The Wichita Mountains are very old, and though low, are quite rugged, built mostly of red granite; the soil is accordingly acidic, unlike the surrounding plains, where the soil is quite limey. The refuge includes nearly 60,000 acres (around 24,000 hectares) of protected natural habitat. Almost all of the animals originally native to the area (only the large carnivorespanthers, bears, and wolves-- are gone) are found in the refuge, notably the American buffalo (Bison bison) and the American elk (Cervus canadensis); both of these species became extinct in the Wichita Mountains in the 19th century, and had to be reintroduced. There is also a small herd of Texas long horn cattle, which might also have become extinct if they had not been preserved here. The highest peak in the Wichita Mountains is Mount Scott, 2,464 feet (750 meters) above sea level. There is a road all the way to the top of mountain, and as we drove up, we stopped from time to time to look at trees. We saw var. , the Texas blackjack oak, and growing together and a little higher up we found and lots of that, to me, looked exactly like ; according to dendrological references, this tree grows only in the Ozarks in Northern Arkansas. At the same places we noticed , , and . From the top of Mount Scott we had a wonderful view over most of the south western part of Oklahoma.
Texas Longhorn Cattle | The Farm At Walnut Creek Ohio
Over the last few years Paul has also taken time to explore the American Art Market. During 2005 he and Linda made an epic trip across 31 of the American States promoting his art and music. During this journey they met up with Mike & April Johnson owners of Texas Art Depot in Palestine who were already selling some of his prints. At their initial meeting Paul asked if they knew anyone who kept "Texas Long Horn Cattle" as he wanted to photograph some for future paintings. It just so happened that one of Mike's friends within the oil business had a steer "Bevo" as a pet. He in turn said that he was drilling a well close to a ranch in Midway Texas that raised Texas Long Horns and he would arrange for them all to visit. The ranch owners Rex & Vicki Mosser were wonderful hosts; Paul & Mike were provided with an ATV each to tour the ranch whilst Linda travelled with Rex in his four seater along with food for the cattle. Both Paul & Mike took literally hundreds of photographs of some of the worlds champion long horn bulls, steers and cows. Following this introduction to Texas Mike and April asked if Paul would like to hold an exhibition with them the next time he visited.
Our Animals - Texas Longhorn Cattle
In those days, there was still a lot of wildlife that has since been substantially reduced in population. Alligators were common in most of the streams and rivers. Bears roamed freely as did wolves, wild cats, panthers, bison, the Texas long horn cattle, and many of the smaller critters known to Texans today.

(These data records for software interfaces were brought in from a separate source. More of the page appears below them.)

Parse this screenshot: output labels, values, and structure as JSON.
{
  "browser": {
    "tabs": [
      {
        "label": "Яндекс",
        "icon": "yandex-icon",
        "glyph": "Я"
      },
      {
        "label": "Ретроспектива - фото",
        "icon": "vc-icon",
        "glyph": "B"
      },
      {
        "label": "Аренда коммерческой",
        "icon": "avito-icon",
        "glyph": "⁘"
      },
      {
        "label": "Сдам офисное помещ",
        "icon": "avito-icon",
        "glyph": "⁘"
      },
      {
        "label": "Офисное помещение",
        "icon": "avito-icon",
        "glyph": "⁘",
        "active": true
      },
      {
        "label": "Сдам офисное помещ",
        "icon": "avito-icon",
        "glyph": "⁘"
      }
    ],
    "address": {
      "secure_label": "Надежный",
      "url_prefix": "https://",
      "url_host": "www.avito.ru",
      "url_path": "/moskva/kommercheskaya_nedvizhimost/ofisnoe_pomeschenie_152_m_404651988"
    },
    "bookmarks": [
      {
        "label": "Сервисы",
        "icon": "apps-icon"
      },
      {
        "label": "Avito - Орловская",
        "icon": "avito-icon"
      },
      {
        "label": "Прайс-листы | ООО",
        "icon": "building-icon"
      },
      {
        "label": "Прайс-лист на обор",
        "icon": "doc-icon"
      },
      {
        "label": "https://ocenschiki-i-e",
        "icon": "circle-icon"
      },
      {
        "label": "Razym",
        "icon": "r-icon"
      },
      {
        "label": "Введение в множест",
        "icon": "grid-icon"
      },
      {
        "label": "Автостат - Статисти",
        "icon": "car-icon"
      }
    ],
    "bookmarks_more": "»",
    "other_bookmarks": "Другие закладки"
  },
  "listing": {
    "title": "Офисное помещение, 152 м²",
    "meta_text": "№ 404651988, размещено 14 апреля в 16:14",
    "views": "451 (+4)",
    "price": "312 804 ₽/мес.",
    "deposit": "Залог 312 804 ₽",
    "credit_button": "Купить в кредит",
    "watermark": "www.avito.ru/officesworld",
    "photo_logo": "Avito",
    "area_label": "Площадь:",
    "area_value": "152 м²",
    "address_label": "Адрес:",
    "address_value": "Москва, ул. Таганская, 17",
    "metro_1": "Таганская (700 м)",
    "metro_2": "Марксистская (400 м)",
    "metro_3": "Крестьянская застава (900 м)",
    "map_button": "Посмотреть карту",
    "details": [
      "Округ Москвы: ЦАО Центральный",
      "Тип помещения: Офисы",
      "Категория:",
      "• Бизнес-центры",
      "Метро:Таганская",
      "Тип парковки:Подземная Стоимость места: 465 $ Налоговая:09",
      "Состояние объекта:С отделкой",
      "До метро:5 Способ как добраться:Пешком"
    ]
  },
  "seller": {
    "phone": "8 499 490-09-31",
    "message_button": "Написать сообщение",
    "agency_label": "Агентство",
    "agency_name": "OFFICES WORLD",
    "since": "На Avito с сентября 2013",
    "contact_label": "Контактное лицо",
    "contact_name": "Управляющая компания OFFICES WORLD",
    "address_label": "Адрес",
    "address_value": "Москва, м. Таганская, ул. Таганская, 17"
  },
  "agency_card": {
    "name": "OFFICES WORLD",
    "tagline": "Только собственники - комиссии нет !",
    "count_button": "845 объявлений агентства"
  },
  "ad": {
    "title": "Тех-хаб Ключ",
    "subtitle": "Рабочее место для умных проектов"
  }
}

Our Animals >Texas Longhorn Cattle
Longhorns were brought by the Spanish via Mexico into Texas in the sixteenth century. After the Civil War (1861-65) there was an explosive increase in their population. Cattle intended for slaughter were driven slowly along the wide 'cattle trails', often taking two years to reach market in the more densely populated north east. In the extremely hard winter of 1885/86, up to 85% of the animals died in many areas. After the subsequent extremely dry summer and an unusually severe blizzard in January 1887, holdings completely collapsed and the importance of this breed was practically destroyed. In 1964, the Texas Longhorn Breeders Association of America was formed. At that time there were less than 1,500 head of genuine Texas Longhorn cattle in existence. The Texas Longhorn is the living symbol of the Old West.If you are looking for Texas Longhorn cattle, you've come to the right place! We have cattle on this site from regions all over the country.